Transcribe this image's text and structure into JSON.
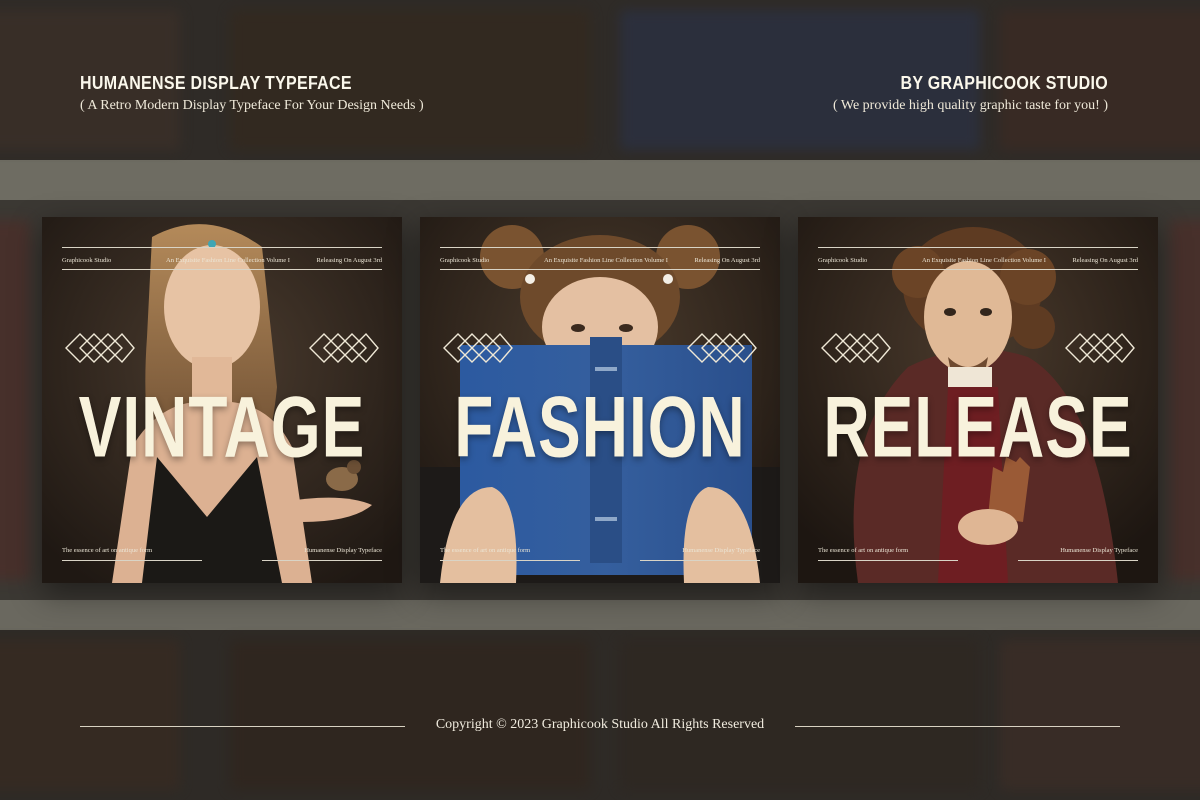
{
  "header": {
    "left_title": "HUMANENSE DISPLAY TYPEFACE",
    "left_subtitle": "( A Retro Modern Display Typeface For Your Design Needs )",
    "right_title": "BY GRAPHICOOK STUDIO",
    "right_subtitle": "( We provide high quality graphic taste for you! )"
  },
  "cards": [
    {
      "word": "VINTAGE",
      "meta_left": "Graphicook Studio",
      "meta_center": "An Exquisite Fashion Line Collection Volume I",
      "meta_right": "Releasing On August 3rd",
      "foot_left": "The essence of art on antique form",
      "foot_right": "Humanense Display Typeface"
    },
    {
      "word": "FASHION",
      "meta_left": "Graphicook Studio",
      "meta_center": "An Exquisite Fashion Line Collection Volume I",
      "meta_right": "Releasing On August 3rd",
      "foot_left": "The essence of art on antique form",
      "foot_right": "Humanense Display Typeface"
    },
    {
      "word": "RELEASE",
      "meta_left": "Graphicook Studio",
      "meta_center": "An Exquisite Fashion Line Collection Volume I",
      "meta_right": "Releasing On August 3rd",
      "foot_left": "The essence of art on antique form",
      "foot_right": "Humanense Display Typeface"
    }
  ],
  "footer": {
    "copyright": "Copyright © 2023 Graphicook Studio All Rights Reserved"
  },
  "colors": {
    "text": "#f8f2dc",
    "card_bg": "#2b231d",
    "book_blue": "#2f5fa6"
  }
}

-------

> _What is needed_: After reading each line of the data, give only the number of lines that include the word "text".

> _Response to this exercise_: 2